A good one
by Guest Blogger
December 14, 2005
One of the many good days I’ve had out here so far was when we put the Billy Greene in the water for the first time since both the boat and I took a beating. It was a splendid day: the water and wind were mostly calm, and we were in a field of icebergs of all shapes and sizes. For a guy who likes to describe things, I gotta say it’s hard to figure how to describe the icebergs – someone on the bridge said it was like drifting through a modern sculpture exhibit, except these are constantly-changing, naturally forming structures that are not made with permanence and fame in mind.
Their forms and shapes vary wildly, from smooth, soft, Henry Moore-like creations to sharply angulated monoliths recalling the mesas and superstructures in northern Arizona. Countless cracks, facets, planes, holes, peaks, fissures, formations… a thorough lesson in variations in geometry and grace.
They were lit by different light all day, as down here the weather changes rapidly: within two hours we went from snowing, blustery conditions, to clear blue sky, to fog, back to a light snow, then broken clouds with beams of penetrating light at ‘sunset’, which this time of year lasts a couple of hours. When the sun lights up an iceberg directly, and there’s darkness in the background, it’s just breathtaking… Driving among these giants is a real treat – I just can’t stop grinning all day, though ya gotta look out for the ‘small’ ones – it wouldn’t be wise to smack into even the smallest chunk in the water with the RIB [rigid-(hulled) inflatable boat] – they may as well be rock as far as we’re concerned. The Arctic Sunrise kept fairly close to the Esperanza as we weaved in and out of the icebergs, sometimes passing on either side of one, in tandem. We were close enough to wave to each other on deck and figure out who was who…
We put the boat in without a hitch, easily took on two more folks from the pilot door, and after training hauled her onboard with no problems at all.
At the end of the day, most of us were on the bridge, gawking at icebergs. This crew tends to keep their noses down in their work, but the show we got in the ice field captured all of our attention and most of us were like little kids up on the bridge, pointing here and there and running around, taking snapshots and shaking our heads in wonder…
Perhaps even better, however, was that we spotted our first whales of the trip that morning, and my first whales ever!

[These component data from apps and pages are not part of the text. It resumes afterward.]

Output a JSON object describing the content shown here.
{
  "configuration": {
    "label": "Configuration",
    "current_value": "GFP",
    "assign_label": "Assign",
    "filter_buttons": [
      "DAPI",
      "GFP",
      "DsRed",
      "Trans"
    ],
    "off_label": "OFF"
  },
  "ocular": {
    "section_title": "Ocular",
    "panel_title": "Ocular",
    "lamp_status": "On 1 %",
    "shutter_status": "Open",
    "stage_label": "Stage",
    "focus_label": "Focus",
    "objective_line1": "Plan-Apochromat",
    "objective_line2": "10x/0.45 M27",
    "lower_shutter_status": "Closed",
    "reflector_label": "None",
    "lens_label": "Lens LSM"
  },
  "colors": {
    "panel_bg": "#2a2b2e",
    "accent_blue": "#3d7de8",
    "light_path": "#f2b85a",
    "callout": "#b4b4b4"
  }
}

I ran alongside the bow as it rubbed and rolled and eventually dove under. The cherry on the cake of a perfect day already.